"Whenever the people are well-informed," said Thomas Jefferson, "they can be trusted with their own government." At the heart of Athenian democracy, and arguably any democracy, is open, informed discussion of the public good (and evil, for that matter). To do this, whatever the venue, we need to be infused with facts rather than injected with lies. Straight talk, however, requires not only truth but also trust; and we in America are short on both. Alexis de Toqueville, the prescient French admirer of American democracy in the 1830's, described American citizen-voters as carrying the Bible under one arm and the newspaper under the other. We need to notice here that Americans had two separate arms or sides and once knew the difference between them–one for praying, the other for voting. De Toqueville stressed the separation of church and state, as well as the pivotal importance of a free press. Both are at risk here as I write. Evangelical pastors around the country turn their pulpits into podiums, and today's dominant press–TV media–have no more commitment to telling the truth than do the advertisers who keep them on the air. Returning briefly to ancient Athens, Socrates and his pupil Plato, knew well the threat posed by sophists, ancient and modern, who make a living slaying great truths with puny lies. At the core of Platonic teaching lies the conviction that the human good resides in seeing reality as it is. Truth alone nourishes the mind and soul, and the natural habitat or house of truth is human dialogue, conversation. This same house is the birthplace of democracy, a house which I fear is or may soon be in foreclosure. Not yesterday but sixty-two years ago, Albert Camus wrote these words, as if to us on the edge of a potentially world-altering election:

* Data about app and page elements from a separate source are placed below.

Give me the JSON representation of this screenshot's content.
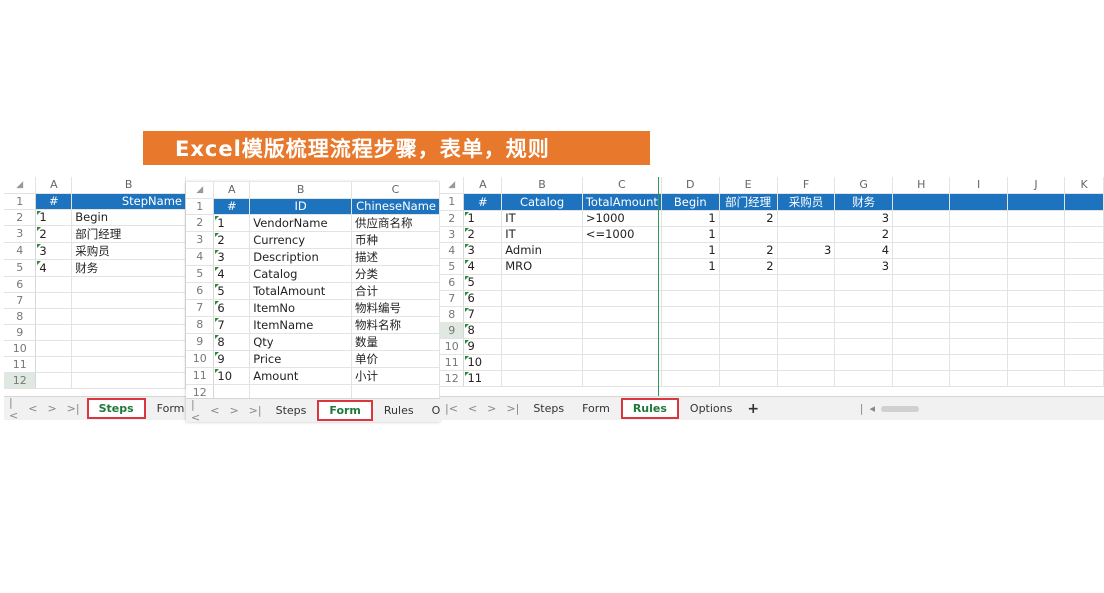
{
  "title": "Excel模版梳理流程步骤，表单，规则",
  "colors": {
    "banner": "#e8782b",
    "header_fill": "#1e73be",
    "active_tab": "#1e7a3a",
    "highlight_box": "#d9363e"
  },
  "steps": {
    "columns": [
      "A",
      "B"
    ],
    "header": [
      "#",
      "StepName"
    ],
    "rows": [
      [
        "1",
        "Begin"
      ],
      [
        "2",
        "部门经理"
      ],
      [
        "3",
        "采购员"
      ],
      [
        "4",
        "财务"
      ]
    ],
    "row_numbers": [
      "1",
      "2",
      "3",
      "4",
      "5",
      "6",
      "7",
      "8",
      "9",
      "10",
      "11",
      "12"
    ],
    "tabs": [
      "Steps",
      "Form"
    ],
    "active_tab": "Steps"
  },
  "form": {
    "columns": [
      "A",
      "B",
      "C"
    ],
    "header": [
      "#",
      "ID",
      "ChineseName"
    ],
    "rows": [
      [
        "1",
        "VendorName",
        "供应商名称"
      ],
      [
        "2",
        "Currency",
        "币种"
      ],
      [
        "3",
        "Description",
        "描述"
      ],
      [
        "4",
        "Catalog",
        "分类"
      ],
      [
        "5",
        "TotalAmount",
        "合计"
      ],
      [
        "6",
        "ItemNo",
        "物料编号"
      ],
      [
        "7",
        "ItemName",
        "物料名称"
      ],
      [
        "8",
        "Qty",
        "数量"
      ],
      [
        "9",
        "Price",
        "单价"
      ],
      [
        "10",
        "Amount",
        "小计"
      ]
    ],
    "row_numbers": [
      "1",
      "2",
      "3",
      "4",
      "5",
      "6",
      "7",
      "8",
      "9",
      "10",
      "11",
      "12"
    ],
    "tabs": [
      "Steps",
      "Form",
      "Rules",
      "Op"
    ],
    "active_tab": "Form"
  },
  "rules": {
    "columns": [
      "A",
      "B",
      "C",
      "D",
      "E",
      "F",
      "G",
      "H",
      "I",
      "J",
      "K"
    ],
    "header": [
      "#",
      "Catalog",
      "TotalAmount",
      "Begin",
      "部门经理",
      "采购员",
      "财务",
      "",
      "",
      "",
      ""
    ],
    "rows": [
      [
        "1",
        "IT",
        ">1000",
        "1",
        "2",
        "",
        "3"
      ],
      [
        "2",
        "IT",
        "<=1000",
        "1",
        "",
        "",
        "2"
      ],
      [
        "3",
        "Admin",
        "",
        "1",
        "2",
        "3",
        "4"
      ],
      [
        "4",
        "MRO",
        "",
        "1",
        "2",
        "",
        "3"
      ],
      [
        "5",
        "",
        "",
        "",
        "",
        "",
        ""
      ],
      [
        "6",
        "",
        "",
        "",
        "",
        "",
        ""
      ],
      [
        "7",
        "",
        "",
        "",
        "",
        "",
        ""
      ],
      [
        "8",
        "",
        "",
        "",
        "",
        "",
        ""
      ],
      [
        "9",
        "",
        "",
        "",
        "",
        "",
        ""
      ],
      [
        "10",
        "",
        "",
        "",
        "",
        "",
        ""
      ],
      [
        "11",
        "",
        "",
        "",
        "",
        "",
        ""
      ]
    ],
    "row_numbers": [
      "1",
      "2",
      "3",
      "4",
      "5",
      "6",
      "7",
      "8",
      "9",
      "10",
      "11",
      "12"
    ],
    "tabs": [
      "Steps",
      "Form",
      "Rules",
      "Options"
    ],
    "active_tab": "Rules",
    "add_sheet": "+"
  }
}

"The years we have gone through have killed something in us. And that something is simply the old confidence man had in himself that he could always elicit human reactions from another man if he spoke to him in the language of a common humanity. We have seen men lie, degrade, kill, deport, torture–and each time it was not possible to persuade them not to do these things because they were sure of themselves and because one cannot appeal to an abstraction, i.e. the representative of an ideology.… We suffocate among people who think they are absolutely right… and for all who can live only in an atmosphere of human dialogue and sociability, this silence is the end of the world."

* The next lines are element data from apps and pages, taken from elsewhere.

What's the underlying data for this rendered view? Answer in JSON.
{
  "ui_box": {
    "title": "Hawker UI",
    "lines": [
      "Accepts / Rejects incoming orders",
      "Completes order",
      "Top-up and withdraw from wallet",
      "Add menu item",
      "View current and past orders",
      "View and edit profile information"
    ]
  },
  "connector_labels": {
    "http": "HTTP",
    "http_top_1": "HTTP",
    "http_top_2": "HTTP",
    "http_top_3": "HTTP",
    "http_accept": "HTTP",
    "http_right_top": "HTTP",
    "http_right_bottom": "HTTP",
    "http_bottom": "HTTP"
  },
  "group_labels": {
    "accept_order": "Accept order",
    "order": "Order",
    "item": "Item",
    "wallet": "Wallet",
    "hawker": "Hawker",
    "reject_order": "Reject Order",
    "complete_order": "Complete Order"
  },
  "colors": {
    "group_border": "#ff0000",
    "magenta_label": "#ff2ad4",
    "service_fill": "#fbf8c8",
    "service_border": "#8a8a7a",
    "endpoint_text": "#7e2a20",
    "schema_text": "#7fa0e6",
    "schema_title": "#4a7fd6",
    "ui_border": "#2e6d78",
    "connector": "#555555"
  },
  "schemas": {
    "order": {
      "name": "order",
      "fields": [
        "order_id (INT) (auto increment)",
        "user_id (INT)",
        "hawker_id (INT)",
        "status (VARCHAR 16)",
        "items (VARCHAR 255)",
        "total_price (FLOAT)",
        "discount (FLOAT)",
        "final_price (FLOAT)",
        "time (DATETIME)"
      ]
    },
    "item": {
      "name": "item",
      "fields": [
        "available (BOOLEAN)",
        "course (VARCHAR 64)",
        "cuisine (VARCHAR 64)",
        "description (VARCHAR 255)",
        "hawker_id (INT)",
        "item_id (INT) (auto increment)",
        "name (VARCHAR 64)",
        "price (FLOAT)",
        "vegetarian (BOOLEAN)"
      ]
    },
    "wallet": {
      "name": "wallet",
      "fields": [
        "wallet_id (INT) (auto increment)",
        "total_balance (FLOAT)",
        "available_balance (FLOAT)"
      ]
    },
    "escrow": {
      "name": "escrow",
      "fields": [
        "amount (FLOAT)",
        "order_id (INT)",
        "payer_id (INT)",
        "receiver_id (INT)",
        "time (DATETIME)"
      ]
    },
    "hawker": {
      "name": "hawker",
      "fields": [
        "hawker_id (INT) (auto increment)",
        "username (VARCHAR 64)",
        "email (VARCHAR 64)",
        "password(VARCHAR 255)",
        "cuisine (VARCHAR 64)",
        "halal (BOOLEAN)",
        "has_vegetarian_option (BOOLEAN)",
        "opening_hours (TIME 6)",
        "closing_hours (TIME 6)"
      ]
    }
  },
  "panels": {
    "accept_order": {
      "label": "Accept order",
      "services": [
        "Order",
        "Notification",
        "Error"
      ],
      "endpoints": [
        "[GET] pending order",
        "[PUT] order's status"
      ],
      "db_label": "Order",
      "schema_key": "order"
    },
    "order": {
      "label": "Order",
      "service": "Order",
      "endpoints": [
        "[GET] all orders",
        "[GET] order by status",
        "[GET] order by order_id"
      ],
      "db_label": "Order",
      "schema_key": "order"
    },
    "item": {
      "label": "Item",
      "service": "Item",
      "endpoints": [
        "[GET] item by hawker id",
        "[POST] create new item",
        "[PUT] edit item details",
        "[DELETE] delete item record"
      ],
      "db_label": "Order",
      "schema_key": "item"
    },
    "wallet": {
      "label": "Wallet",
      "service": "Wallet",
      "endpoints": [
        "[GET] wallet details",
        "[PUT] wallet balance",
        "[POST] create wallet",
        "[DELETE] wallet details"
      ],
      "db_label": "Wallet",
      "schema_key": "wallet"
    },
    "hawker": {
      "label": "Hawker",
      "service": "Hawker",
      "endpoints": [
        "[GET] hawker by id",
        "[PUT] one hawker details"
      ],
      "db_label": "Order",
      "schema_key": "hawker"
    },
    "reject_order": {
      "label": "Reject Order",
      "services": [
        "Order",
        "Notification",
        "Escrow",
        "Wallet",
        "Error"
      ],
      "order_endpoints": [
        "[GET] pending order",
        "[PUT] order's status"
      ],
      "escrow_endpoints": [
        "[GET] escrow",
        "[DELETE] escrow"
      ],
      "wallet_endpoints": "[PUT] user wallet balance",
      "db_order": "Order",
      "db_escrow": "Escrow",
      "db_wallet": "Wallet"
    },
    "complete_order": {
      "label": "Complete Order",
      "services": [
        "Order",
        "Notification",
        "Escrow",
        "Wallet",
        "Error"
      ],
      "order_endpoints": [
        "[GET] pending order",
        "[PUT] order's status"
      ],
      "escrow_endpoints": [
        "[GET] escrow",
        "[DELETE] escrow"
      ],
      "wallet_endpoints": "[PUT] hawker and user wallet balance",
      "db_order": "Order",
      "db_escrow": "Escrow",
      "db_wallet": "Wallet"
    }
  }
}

For now, I can think of nothing to add to that except to say "see you at the polls on November 4th."